### Requirement
Every entry must be output exactly as it is written.

### Available data

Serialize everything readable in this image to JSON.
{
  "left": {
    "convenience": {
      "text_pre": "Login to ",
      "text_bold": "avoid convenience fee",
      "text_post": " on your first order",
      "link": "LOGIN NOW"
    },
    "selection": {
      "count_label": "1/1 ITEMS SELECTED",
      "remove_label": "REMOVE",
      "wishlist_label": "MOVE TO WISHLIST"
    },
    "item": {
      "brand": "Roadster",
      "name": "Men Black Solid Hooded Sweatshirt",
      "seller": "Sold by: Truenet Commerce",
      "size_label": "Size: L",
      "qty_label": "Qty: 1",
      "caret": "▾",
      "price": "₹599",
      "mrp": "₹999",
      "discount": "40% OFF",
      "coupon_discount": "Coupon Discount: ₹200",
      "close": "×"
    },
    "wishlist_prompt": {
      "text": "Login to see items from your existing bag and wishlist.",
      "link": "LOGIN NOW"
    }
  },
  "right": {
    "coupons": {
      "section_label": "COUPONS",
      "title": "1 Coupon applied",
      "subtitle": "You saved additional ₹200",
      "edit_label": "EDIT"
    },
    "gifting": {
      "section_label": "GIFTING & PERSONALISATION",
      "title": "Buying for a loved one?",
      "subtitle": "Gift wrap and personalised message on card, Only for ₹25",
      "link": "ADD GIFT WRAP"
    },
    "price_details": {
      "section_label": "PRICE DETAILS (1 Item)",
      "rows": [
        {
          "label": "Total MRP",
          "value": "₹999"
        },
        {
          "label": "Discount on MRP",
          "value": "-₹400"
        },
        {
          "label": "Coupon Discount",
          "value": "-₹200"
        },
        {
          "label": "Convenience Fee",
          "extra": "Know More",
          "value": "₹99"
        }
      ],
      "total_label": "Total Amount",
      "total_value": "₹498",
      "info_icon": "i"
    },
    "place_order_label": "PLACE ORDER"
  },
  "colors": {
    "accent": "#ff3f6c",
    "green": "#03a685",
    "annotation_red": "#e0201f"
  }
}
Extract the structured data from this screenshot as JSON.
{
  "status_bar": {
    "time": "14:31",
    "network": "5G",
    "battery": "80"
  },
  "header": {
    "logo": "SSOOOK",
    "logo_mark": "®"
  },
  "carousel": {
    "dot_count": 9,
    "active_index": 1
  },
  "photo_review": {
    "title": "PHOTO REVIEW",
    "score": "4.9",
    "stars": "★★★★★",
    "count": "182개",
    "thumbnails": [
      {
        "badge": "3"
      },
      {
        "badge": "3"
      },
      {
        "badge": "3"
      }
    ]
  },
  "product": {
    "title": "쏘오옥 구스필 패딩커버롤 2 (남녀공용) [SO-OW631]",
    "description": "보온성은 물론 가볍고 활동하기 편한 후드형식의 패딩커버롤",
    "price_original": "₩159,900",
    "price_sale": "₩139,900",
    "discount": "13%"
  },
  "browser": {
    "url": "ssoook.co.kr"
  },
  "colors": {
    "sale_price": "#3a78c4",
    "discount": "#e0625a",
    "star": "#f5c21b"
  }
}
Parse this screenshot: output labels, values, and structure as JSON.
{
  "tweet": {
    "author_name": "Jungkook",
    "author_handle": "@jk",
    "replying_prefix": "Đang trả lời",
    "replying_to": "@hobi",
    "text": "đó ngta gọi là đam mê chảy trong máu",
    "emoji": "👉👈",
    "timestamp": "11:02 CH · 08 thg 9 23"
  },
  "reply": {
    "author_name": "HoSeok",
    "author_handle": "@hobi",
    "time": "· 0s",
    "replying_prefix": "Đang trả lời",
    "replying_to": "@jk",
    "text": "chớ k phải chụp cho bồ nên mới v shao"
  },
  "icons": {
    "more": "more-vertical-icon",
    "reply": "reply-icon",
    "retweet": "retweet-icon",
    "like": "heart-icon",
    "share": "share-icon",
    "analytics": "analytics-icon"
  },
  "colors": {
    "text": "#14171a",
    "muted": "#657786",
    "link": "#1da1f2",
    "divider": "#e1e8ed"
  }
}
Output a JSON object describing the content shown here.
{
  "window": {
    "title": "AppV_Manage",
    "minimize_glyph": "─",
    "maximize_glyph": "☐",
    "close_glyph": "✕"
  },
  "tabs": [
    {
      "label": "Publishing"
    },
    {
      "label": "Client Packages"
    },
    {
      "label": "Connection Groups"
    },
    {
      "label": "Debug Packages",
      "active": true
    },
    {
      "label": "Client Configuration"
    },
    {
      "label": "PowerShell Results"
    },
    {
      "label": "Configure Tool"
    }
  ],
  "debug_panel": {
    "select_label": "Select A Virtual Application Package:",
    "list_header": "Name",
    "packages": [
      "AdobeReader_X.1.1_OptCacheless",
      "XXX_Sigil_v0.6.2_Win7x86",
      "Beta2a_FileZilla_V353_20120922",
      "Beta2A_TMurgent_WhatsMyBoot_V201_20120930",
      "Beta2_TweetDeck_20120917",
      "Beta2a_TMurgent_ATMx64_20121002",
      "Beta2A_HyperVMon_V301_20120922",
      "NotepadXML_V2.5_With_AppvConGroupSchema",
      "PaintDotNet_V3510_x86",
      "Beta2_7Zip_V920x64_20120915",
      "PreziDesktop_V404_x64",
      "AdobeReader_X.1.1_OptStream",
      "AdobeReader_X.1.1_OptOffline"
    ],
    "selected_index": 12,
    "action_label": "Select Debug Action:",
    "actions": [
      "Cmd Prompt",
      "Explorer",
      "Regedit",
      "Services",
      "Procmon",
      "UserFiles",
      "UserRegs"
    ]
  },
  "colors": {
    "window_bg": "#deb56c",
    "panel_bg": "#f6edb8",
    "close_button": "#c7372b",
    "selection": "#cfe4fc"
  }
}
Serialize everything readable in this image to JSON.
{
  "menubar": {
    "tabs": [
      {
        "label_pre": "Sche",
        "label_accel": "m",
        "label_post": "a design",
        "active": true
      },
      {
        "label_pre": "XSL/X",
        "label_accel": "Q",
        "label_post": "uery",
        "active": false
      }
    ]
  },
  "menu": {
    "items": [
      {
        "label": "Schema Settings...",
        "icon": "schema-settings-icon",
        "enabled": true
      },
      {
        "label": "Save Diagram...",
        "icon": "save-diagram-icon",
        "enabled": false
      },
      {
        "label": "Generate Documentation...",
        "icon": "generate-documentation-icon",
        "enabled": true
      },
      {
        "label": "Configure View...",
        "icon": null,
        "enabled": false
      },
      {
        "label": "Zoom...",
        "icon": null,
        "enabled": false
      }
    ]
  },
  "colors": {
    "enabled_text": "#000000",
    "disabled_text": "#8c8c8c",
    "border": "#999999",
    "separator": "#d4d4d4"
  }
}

### Reply to the task
Serialize everything readable in this image to JSON.
{
  "left": {
    "convenience": {
      "text_pre": "Login to ",
      "text_bold": "avoid convenience fee",
      "text_post": " on your first order",
      "link": "LOGIN NOW"
    },
    "selection": {
      "count_label": "1/1 ITEMS SELECTED",
      "remove_label": "REMOVE",
      "wishlist_label": "MOVE TO WISHLIST"
    },
    "item": {
      "brand": "Roadster",
      "name": "Men Black Solid Hooded Sweatshirt",
      "seller": "Sold by: Truenet Commerce",
      "size_label": "Size: L",
      "qty_label": "Qty: 1",
      "caret": "▾",
      "price": "₹599",
      "mrp": "₹999",
      "discount": "40% OFF",
      "coupon_discount": "Coupon Discount: ₹200",
      "close": "×"
    },
    "wishlist_prompt": {
      "text": "Login to see items from your existing bag and wishlist.",
      "link": "LOGIN NOW"
    }
  },
  "right": {
    "coupons": {
      "section_label": "COUPONS",
      "title": "1 Coupon applied",
      "subtitle": "You saved additional ₹200",
      "edit_label": "EDIT"
    },
    "gifting": {
      "section_label": "GIFTING & PERSONALISATION",
      "title": "Buying for a loved one?",
      "subtitle": "Gift wrap and personalised message on card, Only for ₹25",
      "link": "ADD GIFT WRAP"
    },
    "price_details": {
      "section_label": "PRICE DETAILS (1 Item)",
      "rows": [
        {
          "label": "Total MRP",
          "value": "₹999"
        },
        {
          "label": "Discount on MRP",
          "value": "-₹400"
        },
        {
          "label": "Coupon Discount",
          "value": "-₹200"
        },
        {
          "label": "Convenience Fee",
          "extra": "Know More",
          "value": "₹99"
        }
      ],
      "total_label": "Total Amount",
      "total_value": "₹498",
      "info_icon": "i"
    },
    "place_order_label": "PLACE ORDER"
  },
  "colors": {
    "accent": "#ff3f6c",
    "green": "#03a685",
    "annotation_red": "#e0201f"
  }
}
Extract the structured data from this screenshot as JSON.
{
  "status_bar": {
    "time": "14:31",
    "network": "5G",
    "battery": "80"
  },
  "header": {
    "logo": "SSOOOK",
    "logo_mark": "®"
  },
  "carousel": {
    "dot_count": 9,
    "active_index": 1
  },
  "photo_review": {
    "title": "PHOTO REVIEW",
    "score": "4.9",
    "stars": "★★★★★",
    "count": "182개",
    "thumbnails": [
      {
        "badge": "3"
      },
      {
        "badge": "3"
      },
      {
        "badge": "3"
      }
    ]
  },
  "product": {
    "title": "쏘오옥 구스필 패딩커버롤 2 (남녀공용) [SO-OW631]",
    "description": "보온성은 물론 가볍고 활동하기 편한 후드형식의 패딩커버롤",
    "price_original": "₩159,900",
    "price_sale": "₩139,900",
    "discount": "13%"
  },
  "browser": {
    "url": "ssoook.co.kr"
  },
  "colors": {
    "sale_price": "#3a78c4",
    "discount": "#e0625a",
    "star": "#f5c21b"
  }
}
Parse this screenshot: output labels, values, and structure as JSON.
{
  "tweet": {
    "author_name": "Jungkook",
    "author_handle": "@jk",
    "replying_prefix": "Đang trả lời",
    "replying_to": "@hobi",
    "text": "đó ngta gọi là đam mê chảy trong máu",
    "emoji": "👉👈",
    "timestamp": "11:02 CH · 08 thg 9 23"
  },
  "reply": {
    "author_name": "HoSeok",
    "author_handle": "@hobi",
    "time": "· 0s",
    "replying_prefix": "Đang trả lời",
    "replying_to": "@jk",
    "text": "chớ k phải chụp cho bồ nên mới v shao"
  },
  "icons": {
    "more": "more-vertical-icon",
    "reply": "reply-icon",
    "retweet": "retweet-icon",
    "like": "heart-icon",
    "share": "share-icon",
    "analytics": "analytics-icon"
  },
  "colors": {
    "text": "#14171a",
    "muted": "#657786",
    "link": "#1da1f2",
    "divider": "#e1e8ed"
  }
}
Output a JSON object describing the content shown here.
{
  "window": {
    "title": "AppV_Manage",
    "minimize_glyph": "─",
    "maximize_glyph": "☐",
    "close_glyph": "✕"
  },
  "tabs": [
    {
      "label": "Publishing"
    },
    {
      "label": "Client Packages"
    },
    {
      "label": "Connection Groups"
    },
    {
      "label": "Debug Packages",
      "active": true
    },
    {
      "label": "Client Configuration"
    },
    {
      "label": "PowerShell Results"
    },
    {
      "label": "Configure Tool"
    }
  ],
  "debug_panel": {
    "select_label": "Select A Virtual Application Package:",
    "list_header": "Name",
    "packages": [
      "AdobeReader_X.1.1_OptCacheless",
      "XXX_Sigil_v0.6.2_Win7x86",
      "Beta2a_FileZilla_V353_20120922",
      "Beta2A_TMurgent_WhatsMyBoot_V201_20120930",
      "Beta2_TweetDeck_20120917",
      "Beta2a_TMurgent_ATMx64_20121002",
      "Beta2A_HyperVMon_V301_20120922",
      "NotepadXML_V2.5_With_AppvConGroupSchema",
      "PaintDotNet_V3510_x86",
      "Beta2_7Zip_V920x64_20120915",
      "PreziDesktop_V404_x64",
      "AdobeReader_X.1.1_OptStream",
      "AdobeReader_X.1.1_OptOffline"
    ],
    "selected_index": 12,
    "action_label": "Select Debug Action:",
    "actions": [
      "Cmd Prompt",
      "Explorer",
      "Regedit",
      "Services",
      "Procmon",
      "UserFiles",
      "UserRegs"
    ]
  },
  "colors": {
    "window_bg": "#deb56c",
    "panel_bg": "#f6edb8",
    "close_button": "#c7372b",
    "selection": "#cfe4fc"
  }
}
Serialize everything readable in this image to JSON.
{
  "menubar": {
    "tabs": [
      {
        "label_pre": "Sche",
        "label_accel": "m",
        "label_post": "a design",
        "active": true
      },
      {
        "label_pre": "XSL/X",
        "label_accel": "Q",
        "label_post": "uery",
        "active": false
      }
    ]
  },
  "menu": {
    "items": [
      {
        "label": "Schema Settings...",
        "icon": "schema-settings-icon",
        "enabled": true
      },
      {
        "label": "Save Diagram...",
        "icon": "save-diagram-icon",
        "enabled": false
      },
      {
        "label": "Generate Documentation...",
        "icon": "generate-documentation-icon",
        "enabled": true
      },
      {
        "label": "Configure View...",
        "icon": null,
        "enabled": false
      },
      {
        "label": "Zoom...",
        "icon": null,
        "enabled": false
      }
    ]
  },
  "colors": {
    "enabled_text": "#000000",
    "disabled_text": "#8c8c8c",
    "border": "#999999",
    "separator": "#d4d4d4"
  }
}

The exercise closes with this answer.